Supplied information:
╔══

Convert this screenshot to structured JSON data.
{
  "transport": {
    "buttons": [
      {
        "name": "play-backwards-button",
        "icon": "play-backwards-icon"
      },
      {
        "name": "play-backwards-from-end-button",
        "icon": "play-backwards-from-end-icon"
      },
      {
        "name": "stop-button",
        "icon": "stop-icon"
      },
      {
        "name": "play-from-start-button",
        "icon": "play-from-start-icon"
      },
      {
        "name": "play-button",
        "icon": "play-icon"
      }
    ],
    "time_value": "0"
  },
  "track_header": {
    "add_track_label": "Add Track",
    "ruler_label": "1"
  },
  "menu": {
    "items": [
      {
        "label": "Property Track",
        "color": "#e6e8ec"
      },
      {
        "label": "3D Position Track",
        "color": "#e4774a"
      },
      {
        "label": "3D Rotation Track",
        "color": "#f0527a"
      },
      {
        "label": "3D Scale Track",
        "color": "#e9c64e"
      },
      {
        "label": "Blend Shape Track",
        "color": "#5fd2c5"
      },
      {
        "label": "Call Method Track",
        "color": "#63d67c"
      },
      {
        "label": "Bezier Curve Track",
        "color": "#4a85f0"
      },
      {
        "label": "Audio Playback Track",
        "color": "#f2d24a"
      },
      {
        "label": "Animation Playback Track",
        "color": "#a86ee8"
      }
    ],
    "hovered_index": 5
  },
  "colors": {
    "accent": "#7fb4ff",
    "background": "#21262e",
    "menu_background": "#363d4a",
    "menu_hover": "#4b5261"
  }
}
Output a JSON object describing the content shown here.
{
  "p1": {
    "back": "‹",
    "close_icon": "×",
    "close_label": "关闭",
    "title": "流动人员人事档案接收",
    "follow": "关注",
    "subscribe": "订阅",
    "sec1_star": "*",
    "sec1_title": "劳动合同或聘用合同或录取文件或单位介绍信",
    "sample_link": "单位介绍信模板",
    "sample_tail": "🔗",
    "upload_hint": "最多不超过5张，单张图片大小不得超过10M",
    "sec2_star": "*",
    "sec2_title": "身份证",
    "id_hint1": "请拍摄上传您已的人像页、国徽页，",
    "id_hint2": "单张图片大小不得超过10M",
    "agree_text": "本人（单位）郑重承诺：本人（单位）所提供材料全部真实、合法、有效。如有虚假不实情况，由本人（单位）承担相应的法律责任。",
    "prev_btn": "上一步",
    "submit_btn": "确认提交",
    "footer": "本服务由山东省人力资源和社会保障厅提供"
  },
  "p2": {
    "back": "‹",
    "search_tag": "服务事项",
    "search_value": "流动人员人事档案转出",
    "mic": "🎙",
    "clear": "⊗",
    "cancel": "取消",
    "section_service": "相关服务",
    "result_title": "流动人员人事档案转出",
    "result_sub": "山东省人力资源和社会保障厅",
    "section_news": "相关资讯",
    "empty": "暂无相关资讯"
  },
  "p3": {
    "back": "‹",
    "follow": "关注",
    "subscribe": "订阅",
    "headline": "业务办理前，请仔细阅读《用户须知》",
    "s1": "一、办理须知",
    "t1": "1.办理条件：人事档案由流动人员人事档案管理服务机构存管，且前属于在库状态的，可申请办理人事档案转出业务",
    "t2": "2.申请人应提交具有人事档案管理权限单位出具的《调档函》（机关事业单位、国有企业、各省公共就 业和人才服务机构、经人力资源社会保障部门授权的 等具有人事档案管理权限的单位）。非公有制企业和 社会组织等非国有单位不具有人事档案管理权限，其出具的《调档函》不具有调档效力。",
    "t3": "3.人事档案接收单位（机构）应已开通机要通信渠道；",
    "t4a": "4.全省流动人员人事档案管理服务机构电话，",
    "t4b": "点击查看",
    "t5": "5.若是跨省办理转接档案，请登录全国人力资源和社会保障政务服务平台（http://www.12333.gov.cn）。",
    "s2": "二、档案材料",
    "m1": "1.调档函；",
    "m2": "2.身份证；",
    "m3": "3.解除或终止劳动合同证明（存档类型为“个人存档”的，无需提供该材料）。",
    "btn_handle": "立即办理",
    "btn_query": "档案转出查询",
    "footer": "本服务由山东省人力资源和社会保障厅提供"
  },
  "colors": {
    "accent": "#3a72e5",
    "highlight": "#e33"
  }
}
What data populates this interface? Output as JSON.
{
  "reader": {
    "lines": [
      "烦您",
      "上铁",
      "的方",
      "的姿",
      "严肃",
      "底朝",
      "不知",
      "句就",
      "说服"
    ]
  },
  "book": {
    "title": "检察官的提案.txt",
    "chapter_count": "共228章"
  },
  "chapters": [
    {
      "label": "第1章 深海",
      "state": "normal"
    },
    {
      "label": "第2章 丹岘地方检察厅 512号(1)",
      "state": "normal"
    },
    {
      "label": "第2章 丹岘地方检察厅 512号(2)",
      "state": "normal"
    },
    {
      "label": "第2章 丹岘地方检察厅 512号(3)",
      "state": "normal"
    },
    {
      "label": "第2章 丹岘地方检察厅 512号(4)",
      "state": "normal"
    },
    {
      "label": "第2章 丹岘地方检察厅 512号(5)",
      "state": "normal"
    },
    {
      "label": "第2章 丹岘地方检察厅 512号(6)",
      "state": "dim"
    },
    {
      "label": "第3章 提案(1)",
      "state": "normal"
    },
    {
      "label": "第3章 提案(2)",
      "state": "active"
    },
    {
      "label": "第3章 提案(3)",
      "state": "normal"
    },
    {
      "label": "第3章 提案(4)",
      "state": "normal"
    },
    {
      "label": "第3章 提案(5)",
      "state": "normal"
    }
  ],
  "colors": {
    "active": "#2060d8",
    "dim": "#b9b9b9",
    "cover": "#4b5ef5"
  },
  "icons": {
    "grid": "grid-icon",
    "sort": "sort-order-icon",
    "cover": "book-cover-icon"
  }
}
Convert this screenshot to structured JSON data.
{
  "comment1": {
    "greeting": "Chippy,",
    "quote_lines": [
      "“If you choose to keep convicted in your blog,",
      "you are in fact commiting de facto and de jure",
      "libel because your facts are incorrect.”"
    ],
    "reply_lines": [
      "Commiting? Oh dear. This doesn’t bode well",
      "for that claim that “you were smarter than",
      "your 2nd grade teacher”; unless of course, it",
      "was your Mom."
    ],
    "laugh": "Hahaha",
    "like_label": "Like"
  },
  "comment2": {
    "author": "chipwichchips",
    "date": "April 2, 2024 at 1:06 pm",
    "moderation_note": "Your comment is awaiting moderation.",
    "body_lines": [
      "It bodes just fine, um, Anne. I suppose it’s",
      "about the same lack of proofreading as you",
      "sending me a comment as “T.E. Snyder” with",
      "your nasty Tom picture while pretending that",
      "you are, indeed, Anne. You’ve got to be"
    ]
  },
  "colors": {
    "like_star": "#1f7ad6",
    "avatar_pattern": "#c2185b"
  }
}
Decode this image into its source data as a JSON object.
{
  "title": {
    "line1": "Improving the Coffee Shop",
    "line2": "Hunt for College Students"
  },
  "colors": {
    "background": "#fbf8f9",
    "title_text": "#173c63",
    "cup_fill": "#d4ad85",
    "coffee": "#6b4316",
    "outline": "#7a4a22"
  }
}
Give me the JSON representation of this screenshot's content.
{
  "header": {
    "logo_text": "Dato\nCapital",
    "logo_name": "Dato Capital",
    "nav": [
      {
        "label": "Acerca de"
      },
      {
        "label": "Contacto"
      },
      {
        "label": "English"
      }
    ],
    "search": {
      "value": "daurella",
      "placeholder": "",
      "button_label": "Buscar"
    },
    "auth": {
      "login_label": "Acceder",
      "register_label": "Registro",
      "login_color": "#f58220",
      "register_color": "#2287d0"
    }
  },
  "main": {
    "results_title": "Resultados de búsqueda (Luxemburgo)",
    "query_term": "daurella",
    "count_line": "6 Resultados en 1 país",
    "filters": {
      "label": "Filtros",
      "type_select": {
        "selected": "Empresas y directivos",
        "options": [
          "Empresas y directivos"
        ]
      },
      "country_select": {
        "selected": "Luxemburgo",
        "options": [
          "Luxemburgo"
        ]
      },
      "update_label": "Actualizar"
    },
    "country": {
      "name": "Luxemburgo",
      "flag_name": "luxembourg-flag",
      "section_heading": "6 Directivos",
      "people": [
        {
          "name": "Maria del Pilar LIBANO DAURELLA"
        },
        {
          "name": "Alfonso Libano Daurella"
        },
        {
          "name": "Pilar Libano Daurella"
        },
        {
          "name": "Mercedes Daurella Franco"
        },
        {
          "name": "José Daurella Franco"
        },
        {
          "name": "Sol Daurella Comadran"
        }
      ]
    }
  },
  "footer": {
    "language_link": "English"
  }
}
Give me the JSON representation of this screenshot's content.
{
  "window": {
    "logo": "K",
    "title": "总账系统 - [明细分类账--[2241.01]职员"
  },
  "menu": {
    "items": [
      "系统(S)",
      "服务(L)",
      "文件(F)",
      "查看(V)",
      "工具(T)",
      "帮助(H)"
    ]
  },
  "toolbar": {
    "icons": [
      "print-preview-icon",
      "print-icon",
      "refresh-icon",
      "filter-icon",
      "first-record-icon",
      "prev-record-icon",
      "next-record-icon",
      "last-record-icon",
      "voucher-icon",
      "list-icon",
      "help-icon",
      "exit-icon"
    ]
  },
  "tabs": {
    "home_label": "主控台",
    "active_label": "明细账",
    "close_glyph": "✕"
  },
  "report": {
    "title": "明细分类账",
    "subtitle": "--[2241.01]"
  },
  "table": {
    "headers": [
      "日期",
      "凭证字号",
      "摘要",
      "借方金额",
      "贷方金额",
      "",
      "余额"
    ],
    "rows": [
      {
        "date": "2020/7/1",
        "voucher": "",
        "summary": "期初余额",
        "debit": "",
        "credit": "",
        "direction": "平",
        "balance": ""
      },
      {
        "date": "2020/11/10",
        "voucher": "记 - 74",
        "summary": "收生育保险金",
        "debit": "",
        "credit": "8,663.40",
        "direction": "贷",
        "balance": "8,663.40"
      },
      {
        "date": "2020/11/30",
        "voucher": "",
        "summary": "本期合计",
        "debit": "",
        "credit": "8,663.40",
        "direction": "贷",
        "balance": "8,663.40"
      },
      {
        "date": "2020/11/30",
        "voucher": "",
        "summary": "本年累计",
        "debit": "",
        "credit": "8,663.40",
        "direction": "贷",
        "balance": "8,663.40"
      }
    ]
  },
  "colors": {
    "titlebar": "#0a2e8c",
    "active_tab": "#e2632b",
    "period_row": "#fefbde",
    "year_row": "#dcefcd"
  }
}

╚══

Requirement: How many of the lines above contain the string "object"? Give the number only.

Response box: 2